NFL Black Monday: Winners, Losers, and Everywhere in Between

Mike JonesCorrespondent IDecember 30, 2008

The annual tradition in the NFL of firing head coaches the day after the regular season concludes has come and gone. Among the three (so far) firings, two were expected: Romeo Crennel of the Cleveland Browns and Rob Marinelli of the now historic 0-16 Detroit Lions.

At the opposite end, a somewhat surprise took place as Eric Mangini of the New York Jets was fired by team owner Woody Johnson after an 8-3 start.

Now that the smoke has cleared, who were the winners and losers for black Monday?



Cleveland Browns

They've wanted to fire Romeo Crennel since about Week 10 in the regular season after a loss to the Denver Broncos dropped the team to a stellar 3-6 record. Despite their struggles, this team has the right ingredients to win.

They have a solid quarterback(s) in Brady Quinn and Derek Anderson. Kellen Winslow Jr. has been struck with injuries, but with the right system around him, could become a solid tight end. Jamal Lewis had his seventh career 1,000 yard rushing season, and don't forget, rushed for over 1,300 yards in 2007.

With a new coach also comes a new GM, as Phil Savage was also kicked to the curb. With Scott Pioli of the New England Patriots on the short list, this team could be a contender easily by next year with a few simple offseason moves.

The Browns' ownership is playing this smart. They are starting fresh with the two main positions and are truly seeking to position themselves as winners. Thus, so far they win.



Detroit Lions

Surprised? After a raising the bar for futility with the NFL's first 0-16 season, the Lions are off to a bad start. How? While firing Rob Marinelli was an automatic decision, the replacement for former GM Matt Millen was...well, confusing.

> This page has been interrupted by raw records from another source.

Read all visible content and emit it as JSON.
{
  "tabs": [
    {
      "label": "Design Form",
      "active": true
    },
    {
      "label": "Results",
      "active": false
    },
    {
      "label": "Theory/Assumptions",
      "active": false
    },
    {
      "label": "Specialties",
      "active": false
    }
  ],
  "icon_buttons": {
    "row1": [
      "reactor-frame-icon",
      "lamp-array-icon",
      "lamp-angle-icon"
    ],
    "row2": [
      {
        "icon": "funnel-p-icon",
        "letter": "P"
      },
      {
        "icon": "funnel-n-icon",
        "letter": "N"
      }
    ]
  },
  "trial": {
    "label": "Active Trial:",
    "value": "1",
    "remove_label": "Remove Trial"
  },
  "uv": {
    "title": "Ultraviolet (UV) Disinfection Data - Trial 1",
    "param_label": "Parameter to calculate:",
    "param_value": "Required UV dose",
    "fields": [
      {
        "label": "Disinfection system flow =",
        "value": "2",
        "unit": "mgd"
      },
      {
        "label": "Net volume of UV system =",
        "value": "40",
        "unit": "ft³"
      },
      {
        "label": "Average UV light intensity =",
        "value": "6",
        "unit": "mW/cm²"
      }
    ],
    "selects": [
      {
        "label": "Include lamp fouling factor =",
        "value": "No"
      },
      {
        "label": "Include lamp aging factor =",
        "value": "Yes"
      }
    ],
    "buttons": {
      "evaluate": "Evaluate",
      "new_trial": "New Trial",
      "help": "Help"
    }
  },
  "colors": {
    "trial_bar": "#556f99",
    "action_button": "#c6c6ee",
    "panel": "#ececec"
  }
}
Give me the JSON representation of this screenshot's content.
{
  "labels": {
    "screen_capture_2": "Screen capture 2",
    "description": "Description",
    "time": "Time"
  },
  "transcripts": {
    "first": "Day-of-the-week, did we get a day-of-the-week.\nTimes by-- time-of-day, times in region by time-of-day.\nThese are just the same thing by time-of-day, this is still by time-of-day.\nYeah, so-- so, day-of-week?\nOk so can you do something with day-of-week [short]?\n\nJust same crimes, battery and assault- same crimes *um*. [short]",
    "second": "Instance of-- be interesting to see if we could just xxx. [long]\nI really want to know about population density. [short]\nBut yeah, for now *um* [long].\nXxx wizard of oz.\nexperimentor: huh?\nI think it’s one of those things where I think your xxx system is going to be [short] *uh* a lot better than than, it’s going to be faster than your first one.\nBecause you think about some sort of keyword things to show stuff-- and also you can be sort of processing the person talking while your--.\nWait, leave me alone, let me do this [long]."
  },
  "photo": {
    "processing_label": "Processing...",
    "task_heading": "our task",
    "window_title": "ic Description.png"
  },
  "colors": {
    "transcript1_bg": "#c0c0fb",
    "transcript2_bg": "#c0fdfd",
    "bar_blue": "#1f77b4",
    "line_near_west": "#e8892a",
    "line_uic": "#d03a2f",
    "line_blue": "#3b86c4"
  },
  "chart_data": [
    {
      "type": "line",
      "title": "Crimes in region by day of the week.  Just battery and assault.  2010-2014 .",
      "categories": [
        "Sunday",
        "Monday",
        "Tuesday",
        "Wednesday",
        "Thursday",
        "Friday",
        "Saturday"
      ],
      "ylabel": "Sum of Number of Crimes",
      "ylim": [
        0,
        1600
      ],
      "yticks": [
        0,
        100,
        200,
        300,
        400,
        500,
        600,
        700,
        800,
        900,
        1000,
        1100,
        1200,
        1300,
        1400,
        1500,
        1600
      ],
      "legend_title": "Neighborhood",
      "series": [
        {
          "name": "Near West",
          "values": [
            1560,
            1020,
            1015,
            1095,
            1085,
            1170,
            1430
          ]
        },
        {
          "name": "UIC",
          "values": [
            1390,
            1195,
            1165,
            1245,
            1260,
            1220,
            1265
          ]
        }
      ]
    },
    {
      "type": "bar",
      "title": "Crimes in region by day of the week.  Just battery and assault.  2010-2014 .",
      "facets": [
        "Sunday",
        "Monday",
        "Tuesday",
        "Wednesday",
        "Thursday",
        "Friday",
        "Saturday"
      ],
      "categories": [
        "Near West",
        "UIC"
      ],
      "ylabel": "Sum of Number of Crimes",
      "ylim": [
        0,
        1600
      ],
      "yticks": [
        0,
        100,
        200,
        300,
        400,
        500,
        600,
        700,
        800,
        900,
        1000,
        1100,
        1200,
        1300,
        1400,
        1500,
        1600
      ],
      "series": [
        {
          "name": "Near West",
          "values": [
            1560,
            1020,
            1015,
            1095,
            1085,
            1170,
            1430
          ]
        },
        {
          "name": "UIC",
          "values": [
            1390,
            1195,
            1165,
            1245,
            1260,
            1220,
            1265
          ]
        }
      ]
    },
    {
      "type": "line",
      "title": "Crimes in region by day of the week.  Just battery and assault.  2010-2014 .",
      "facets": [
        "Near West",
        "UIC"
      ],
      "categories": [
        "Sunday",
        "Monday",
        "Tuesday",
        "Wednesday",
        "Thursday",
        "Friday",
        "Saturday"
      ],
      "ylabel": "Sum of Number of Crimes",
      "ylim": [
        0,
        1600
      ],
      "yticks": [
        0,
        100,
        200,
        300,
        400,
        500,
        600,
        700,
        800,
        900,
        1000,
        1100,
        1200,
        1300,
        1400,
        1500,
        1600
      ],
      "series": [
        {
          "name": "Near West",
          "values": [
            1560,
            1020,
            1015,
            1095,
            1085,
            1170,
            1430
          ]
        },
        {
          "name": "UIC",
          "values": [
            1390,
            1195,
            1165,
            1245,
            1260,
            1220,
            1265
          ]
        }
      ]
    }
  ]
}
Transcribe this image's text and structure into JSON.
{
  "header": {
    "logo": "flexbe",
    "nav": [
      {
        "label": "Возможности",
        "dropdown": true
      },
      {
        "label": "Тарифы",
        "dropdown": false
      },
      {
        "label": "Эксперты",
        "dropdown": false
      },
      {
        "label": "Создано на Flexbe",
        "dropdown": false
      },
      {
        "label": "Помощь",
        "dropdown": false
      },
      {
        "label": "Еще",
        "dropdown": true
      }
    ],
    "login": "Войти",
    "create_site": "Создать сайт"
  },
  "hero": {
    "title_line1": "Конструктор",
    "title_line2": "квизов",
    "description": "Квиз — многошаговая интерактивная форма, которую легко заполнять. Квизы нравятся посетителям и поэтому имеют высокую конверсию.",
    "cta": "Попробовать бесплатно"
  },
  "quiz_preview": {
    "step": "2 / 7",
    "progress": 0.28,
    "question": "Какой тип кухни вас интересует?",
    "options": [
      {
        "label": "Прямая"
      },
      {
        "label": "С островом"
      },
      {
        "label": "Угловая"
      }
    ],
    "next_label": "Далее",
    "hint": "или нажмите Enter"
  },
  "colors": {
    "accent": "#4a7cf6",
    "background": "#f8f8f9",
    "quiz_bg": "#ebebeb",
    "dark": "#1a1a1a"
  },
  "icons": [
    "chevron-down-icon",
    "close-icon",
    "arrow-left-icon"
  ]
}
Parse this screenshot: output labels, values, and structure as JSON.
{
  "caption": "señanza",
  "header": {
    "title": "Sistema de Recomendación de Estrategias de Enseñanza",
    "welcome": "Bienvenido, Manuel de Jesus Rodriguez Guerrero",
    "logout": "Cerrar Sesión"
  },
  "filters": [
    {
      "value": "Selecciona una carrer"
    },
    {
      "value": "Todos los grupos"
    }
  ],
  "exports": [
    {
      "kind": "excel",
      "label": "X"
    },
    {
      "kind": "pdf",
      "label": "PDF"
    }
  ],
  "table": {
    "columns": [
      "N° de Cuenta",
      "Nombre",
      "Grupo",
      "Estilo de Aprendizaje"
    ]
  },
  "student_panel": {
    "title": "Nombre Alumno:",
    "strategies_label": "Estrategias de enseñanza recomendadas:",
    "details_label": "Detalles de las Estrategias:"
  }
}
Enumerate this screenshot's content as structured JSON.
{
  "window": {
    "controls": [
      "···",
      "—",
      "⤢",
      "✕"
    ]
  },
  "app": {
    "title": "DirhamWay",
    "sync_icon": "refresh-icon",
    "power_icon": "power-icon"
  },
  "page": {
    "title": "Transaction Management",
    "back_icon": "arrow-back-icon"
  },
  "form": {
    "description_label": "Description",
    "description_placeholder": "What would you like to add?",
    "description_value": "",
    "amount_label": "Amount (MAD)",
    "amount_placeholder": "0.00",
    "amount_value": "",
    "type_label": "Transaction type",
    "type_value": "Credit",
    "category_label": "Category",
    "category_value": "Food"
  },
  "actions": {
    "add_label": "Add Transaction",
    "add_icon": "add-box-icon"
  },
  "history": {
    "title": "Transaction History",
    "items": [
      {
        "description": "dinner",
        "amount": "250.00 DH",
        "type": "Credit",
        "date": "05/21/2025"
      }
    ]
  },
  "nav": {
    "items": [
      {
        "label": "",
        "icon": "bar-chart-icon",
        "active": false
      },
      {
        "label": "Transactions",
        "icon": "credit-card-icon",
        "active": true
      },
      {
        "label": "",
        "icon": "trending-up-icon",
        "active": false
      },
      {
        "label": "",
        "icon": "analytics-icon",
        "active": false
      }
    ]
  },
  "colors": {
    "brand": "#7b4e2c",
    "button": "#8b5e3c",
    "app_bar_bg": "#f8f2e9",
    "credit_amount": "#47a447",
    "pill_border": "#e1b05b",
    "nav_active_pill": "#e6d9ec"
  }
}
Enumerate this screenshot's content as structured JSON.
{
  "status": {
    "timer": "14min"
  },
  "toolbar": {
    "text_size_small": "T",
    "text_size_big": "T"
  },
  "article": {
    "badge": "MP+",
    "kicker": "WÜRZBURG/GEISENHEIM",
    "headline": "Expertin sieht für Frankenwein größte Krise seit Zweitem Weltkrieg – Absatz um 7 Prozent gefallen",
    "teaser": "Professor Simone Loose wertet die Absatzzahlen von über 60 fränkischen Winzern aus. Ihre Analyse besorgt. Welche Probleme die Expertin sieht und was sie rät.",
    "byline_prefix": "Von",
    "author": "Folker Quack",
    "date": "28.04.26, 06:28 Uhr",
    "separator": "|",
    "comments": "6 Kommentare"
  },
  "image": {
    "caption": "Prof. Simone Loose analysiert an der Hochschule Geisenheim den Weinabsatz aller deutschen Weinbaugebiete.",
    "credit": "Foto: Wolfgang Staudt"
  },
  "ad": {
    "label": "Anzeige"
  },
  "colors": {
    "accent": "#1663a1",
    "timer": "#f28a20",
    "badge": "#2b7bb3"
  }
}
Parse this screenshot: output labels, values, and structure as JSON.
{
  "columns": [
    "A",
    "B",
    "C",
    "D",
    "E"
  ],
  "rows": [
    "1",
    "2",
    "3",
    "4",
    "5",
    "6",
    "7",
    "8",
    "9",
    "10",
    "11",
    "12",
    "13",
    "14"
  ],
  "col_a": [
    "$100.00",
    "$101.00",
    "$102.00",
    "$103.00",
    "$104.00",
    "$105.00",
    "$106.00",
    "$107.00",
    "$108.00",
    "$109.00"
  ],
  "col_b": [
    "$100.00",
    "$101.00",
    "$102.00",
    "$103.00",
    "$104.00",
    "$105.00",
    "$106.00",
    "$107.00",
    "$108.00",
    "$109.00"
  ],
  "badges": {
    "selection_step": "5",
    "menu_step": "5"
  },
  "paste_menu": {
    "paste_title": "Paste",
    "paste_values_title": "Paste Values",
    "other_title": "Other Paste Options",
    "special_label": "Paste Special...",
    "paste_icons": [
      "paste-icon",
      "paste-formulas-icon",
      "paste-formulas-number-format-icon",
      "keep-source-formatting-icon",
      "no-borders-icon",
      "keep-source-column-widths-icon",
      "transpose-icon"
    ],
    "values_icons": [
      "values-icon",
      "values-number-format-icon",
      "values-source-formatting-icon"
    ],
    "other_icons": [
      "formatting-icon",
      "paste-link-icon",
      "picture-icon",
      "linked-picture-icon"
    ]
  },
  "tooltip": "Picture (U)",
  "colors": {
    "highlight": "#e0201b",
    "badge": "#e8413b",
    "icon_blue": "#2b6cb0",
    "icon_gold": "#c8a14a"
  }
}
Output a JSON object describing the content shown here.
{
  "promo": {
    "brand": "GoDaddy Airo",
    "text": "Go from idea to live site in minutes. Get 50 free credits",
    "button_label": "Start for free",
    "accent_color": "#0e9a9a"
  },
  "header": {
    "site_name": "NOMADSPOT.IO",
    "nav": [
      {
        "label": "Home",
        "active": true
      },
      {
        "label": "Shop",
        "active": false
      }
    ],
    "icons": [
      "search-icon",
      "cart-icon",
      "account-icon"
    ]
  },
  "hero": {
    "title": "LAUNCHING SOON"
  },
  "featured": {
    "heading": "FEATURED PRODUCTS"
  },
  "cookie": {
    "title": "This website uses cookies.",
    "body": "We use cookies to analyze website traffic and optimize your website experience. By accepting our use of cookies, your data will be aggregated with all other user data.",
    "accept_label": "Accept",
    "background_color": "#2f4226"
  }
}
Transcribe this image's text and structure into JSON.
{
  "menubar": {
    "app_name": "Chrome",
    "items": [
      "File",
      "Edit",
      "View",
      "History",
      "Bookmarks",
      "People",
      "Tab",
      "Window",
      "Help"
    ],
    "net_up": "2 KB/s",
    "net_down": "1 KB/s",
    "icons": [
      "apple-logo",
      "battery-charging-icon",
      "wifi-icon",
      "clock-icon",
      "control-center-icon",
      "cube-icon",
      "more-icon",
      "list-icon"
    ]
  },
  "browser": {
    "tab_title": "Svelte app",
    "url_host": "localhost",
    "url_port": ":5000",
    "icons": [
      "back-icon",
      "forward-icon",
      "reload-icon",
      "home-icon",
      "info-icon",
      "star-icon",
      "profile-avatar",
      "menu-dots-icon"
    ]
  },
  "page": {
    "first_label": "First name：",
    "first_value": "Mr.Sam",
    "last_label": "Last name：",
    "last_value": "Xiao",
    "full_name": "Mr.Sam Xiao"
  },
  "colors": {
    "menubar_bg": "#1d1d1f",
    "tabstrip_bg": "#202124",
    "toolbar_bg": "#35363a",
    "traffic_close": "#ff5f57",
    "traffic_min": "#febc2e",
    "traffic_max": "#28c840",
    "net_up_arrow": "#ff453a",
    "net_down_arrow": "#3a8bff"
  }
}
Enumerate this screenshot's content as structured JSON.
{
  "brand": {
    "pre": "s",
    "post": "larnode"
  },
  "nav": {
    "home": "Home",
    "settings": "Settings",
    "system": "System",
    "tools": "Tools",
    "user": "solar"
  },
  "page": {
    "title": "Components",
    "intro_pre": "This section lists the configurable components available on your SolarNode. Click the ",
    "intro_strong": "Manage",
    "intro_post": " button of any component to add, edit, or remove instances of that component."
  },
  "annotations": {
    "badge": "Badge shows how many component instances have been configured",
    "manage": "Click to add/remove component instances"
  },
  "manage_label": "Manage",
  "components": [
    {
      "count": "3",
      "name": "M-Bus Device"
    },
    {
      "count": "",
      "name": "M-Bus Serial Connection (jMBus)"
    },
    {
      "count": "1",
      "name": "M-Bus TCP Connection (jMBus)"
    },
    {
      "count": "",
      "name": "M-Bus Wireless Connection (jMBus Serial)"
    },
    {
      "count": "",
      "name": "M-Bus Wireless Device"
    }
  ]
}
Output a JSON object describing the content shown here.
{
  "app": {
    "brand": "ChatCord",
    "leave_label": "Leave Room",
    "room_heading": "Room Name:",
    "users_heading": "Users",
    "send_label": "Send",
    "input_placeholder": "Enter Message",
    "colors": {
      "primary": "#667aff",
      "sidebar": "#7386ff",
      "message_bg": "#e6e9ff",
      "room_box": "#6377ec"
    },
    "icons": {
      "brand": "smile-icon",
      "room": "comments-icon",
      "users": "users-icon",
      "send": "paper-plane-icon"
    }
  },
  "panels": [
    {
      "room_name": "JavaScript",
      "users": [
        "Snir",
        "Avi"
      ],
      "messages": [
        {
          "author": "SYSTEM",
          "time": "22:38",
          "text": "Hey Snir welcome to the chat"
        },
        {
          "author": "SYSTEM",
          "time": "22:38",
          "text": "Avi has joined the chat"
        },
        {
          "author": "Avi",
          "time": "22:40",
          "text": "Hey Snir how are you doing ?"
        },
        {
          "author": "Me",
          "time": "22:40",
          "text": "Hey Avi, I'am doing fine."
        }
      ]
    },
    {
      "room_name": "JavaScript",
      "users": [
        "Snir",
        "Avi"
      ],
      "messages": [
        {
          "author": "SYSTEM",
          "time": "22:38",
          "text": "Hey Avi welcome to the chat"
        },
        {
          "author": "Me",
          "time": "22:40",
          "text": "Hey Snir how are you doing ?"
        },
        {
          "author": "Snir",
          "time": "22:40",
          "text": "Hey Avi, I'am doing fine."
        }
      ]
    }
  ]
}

Rather than looking outside and choosing someone who had no prior affiliation with the organization, owner William Ford Sr. chose Martin Mayhew, the former assistant GM.

Already the Lions are taking on a piece of the last eight years of constant losing and out-right embarrassment. It doesn't make too much sense to promote an assistant GM who likely helped out in poor draft choices, coaching hires, and leadership choices.

How have other losing teams in the past fixed themselves? Bringing in outside help. The greatest example is the Miami Dolphins. The Dolphins' leadership sought help from Bill Parcells, and now, they're in the playoffs.

What's next for the Lions? Hiring mainstream coordinator from the NFL and possibly making some serious offseason moves to bring in experienced players, especially a quarterback.


In the middle

New York Jets

After an 8-3 start, everyone was sure Eric Mangini was safe for quite some time as head coach. A late season struggle and inability to adjust towards Brett Favre's aging shoulder ultimately did him in.

But was it the right decision?

Maybe, but probably not. Mangini clearly had a firm grasp on the team and many players appeared to buy into his tough coaching style. The only sour point was Brett Favre, as his shoulder simply gave out. Whether the coaching staff failed to notice this or Favre told them to make nothing of it, something never quite clicked.

The firing of Mangini may come back to bite the Jets, but it may not. Tom Coughlin once upon a time had a tough coaching style with a struggling QB. What happened? He relaxed a little, went back to running game and before he knew it, had a Super Bowl ring.

Mangini could have taken a page from Coughlin's book and pursued the same, with or without Brett Favre by simply going back to the running game for 2009. But would Favre have bought into the system? Leon Washington and Thomas Jones are great players who weren't used enough in the previous system.

Woody Johnson made a painful selection, although I think he too had some reservations about letting Mangini go. Whomever the Jets pick up as coach, he will inherit a pretty good team that can contend.

But will the new coach be as tough as Mangini? Unlikely. Will the new coach have as much knowledge about the AFC East as Mangini? Also unlikely. But will the new coach bring the Jets back deep into the playoffs? Most likely. 

2009 will be interesting for these teams and certainly, many others.